## How to complete this task
The answer should consist of each line from the data below that includes "Texture".

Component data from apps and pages
^^^^^^^^^^^^^^^^

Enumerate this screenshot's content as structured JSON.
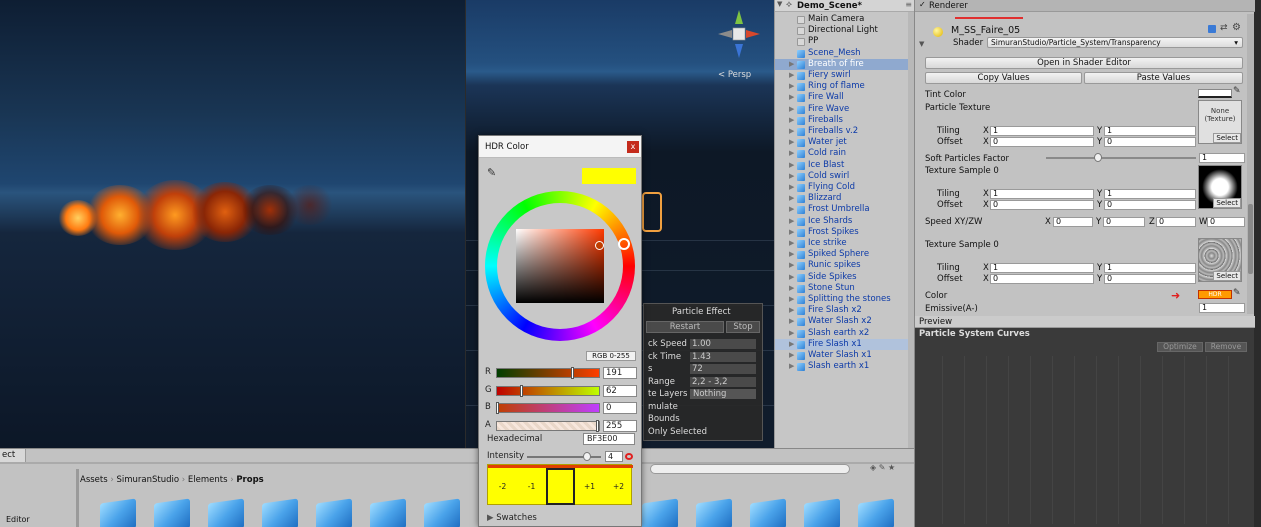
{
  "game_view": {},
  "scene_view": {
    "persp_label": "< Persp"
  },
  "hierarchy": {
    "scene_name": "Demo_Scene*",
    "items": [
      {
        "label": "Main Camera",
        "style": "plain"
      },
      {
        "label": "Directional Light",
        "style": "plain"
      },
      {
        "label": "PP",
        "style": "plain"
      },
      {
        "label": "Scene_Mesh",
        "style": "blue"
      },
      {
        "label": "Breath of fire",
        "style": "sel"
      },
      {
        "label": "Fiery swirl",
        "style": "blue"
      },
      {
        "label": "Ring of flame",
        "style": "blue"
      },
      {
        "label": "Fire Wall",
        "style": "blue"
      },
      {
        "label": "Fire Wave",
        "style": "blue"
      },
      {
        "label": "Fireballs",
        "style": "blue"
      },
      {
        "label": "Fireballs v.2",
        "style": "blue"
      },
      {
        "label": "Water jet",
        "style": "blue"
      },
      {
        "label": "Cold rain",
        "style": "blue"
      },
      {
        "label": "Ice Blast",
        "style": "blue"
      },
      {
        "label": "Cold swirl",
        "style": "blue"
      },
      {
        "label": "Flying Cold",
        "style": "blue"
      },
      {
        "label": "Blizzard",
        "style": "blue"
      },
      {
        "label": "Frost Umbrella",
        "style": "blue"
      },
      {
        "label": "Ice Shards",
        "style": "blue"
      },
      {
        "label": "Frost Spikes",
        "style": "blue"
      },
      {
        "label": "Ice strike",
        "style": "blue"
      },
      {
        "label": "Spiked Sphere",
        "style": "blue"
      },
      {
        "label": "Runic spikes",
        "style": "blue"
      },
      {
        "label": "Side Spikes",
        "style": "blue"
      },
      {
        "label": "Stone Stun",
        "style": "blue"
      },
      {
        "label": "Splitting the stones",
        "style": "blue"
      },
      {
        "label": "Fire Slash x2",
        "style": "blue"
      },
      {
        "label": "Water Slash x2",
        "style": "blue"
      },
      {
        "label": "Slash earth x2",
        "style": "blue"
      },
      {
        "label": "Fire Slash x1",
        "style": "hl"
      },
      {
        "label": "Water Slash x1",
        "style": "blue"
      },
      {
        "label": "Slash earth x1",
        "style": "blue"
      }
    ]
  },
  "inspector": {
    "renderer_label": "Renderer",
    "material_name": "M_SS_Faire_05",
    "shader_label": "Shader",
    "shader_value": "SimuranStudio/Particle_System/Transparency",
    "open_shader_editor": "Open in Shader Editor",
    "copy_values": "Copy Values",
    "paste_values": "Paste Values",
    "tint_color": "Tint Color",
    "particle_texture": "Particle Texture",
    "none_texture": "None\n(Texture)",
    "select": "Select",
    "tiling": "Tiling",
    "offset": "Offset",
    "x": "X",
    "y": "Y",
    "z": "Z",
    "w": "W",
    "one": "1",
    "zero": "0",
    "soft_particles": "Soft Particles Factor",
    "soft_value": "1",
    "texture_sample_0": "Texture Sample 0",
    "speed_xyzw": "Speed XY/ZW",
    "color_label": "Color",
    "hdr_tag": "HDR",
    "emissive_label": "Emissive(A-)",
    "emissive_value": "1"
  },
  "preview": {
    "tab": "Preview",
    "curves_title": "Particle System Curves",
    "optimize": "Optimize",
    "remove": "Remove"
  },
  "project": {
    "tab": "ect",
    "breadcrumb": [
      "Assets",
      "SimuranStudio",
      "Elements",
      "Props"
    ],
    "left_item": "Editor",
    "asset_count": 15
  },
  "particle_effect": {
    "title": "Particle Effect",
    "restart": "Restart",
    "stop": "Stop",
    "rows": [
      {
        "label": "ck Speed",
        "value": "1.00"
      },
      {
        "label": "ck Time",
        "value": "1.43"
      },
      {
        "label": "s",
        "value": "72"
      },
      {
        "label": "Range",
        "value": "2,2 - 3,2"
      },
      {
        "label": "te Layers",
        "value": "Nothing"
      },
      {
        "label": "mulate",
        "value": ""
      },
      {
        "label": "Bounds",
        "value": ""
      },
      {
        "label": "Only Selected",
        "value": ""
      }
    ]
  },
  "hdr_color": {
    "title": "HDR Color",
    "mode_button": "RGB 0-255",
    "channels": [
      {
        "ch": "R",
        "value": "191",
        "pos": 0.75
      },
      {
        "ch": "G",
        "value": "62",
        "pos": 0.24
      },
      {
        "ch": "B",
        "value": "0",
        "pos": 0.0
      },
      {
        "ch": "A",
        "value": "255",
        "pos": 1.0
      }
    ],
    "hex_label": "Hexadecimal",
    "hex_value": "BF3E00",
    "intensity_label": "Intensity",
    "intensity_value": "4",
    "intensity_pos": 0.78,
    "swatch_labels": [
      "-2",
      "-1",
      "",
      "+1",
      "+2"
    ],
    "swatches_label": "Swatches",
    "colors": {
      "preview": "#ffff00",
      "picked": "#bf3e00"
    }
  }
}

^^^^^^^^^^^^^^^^

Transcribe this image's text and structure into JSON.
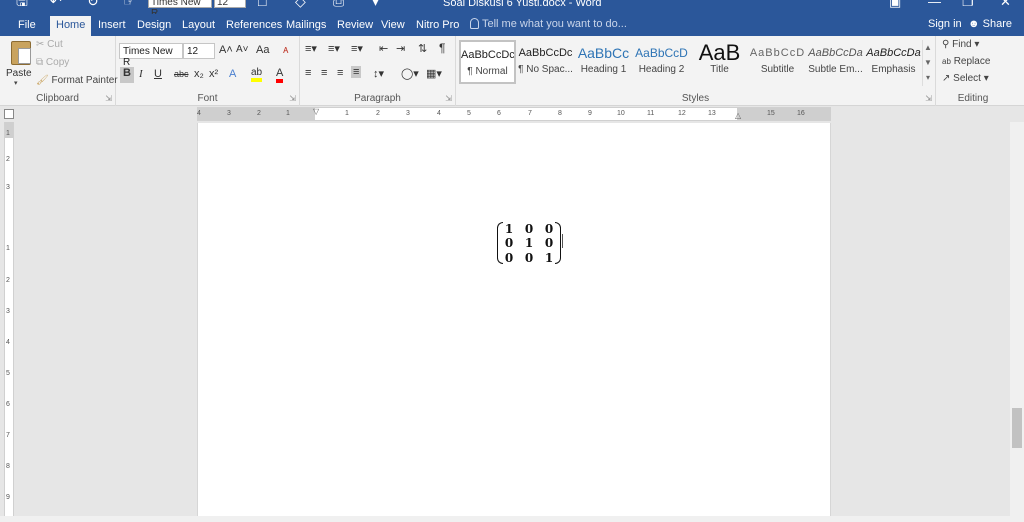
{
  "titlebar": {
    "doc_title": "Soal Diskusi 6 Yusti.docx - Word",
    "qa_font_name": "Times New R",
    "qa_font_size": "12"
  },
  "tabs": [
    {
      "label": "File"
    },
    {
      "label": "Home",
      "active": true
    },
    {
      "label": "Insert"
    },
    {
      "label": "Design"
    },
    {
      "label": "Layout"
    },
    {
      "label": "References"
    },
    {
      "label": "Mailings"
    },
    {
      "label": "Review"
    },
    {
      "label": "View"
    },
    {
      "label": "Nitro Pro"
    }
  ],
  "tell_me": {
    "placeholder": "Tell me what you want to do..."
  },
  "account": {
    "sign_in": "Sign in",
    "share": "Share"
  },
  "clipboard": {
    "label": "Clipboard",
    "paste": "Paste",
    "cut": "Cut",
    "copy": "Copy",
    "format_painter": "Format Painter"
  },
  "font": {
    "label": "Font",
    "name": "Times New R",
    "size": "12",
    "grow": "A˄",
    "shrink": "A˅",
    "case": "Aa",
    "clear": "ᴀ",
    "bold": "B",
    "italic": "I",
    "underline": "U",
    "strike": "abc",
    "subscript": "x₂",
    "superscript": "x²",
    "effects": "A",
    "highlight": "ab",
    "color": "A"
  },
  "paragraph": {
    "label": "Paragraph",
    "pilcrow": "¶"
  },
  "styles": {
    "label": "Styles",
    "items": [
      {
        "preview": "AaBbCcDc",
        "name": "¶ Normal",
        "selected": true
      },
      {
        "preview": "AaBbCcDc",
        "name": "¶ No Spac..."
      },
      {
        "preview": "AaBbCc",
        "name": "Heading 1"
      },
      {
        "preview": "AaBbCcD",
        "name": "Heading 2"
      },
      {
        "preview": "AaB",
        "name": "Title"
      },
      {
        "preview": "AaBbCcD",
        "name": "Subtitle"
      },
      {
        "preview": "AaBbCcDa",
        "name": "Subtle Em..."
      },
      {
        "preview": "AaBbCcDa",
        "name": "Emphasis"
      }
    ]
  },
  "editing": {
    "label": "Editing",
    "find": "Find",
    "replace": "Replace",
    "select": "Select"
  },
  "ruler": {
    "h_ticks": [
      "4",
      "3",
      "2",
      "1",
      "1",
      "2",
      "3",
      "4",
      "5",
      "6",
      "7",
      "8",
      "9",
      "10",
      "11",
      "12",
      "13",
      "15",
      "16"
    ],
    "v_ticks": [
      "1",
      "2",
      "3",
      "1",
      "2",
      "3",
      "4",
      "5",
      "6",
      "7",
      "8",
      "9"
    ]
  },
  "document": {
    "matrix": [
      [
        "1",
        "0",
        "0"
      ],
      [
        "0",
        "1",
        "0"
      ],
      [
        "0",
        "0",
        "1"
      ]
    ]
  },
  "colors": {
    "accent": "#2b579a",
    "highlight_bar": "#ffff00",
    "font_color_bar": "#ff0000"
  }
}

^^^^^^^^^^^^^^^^

## Task answer
    "particle_texture": "Particle Texture",
    "none_texture": "None\n(Texture)",
    "texture_sample_0": "Texture Sample 0",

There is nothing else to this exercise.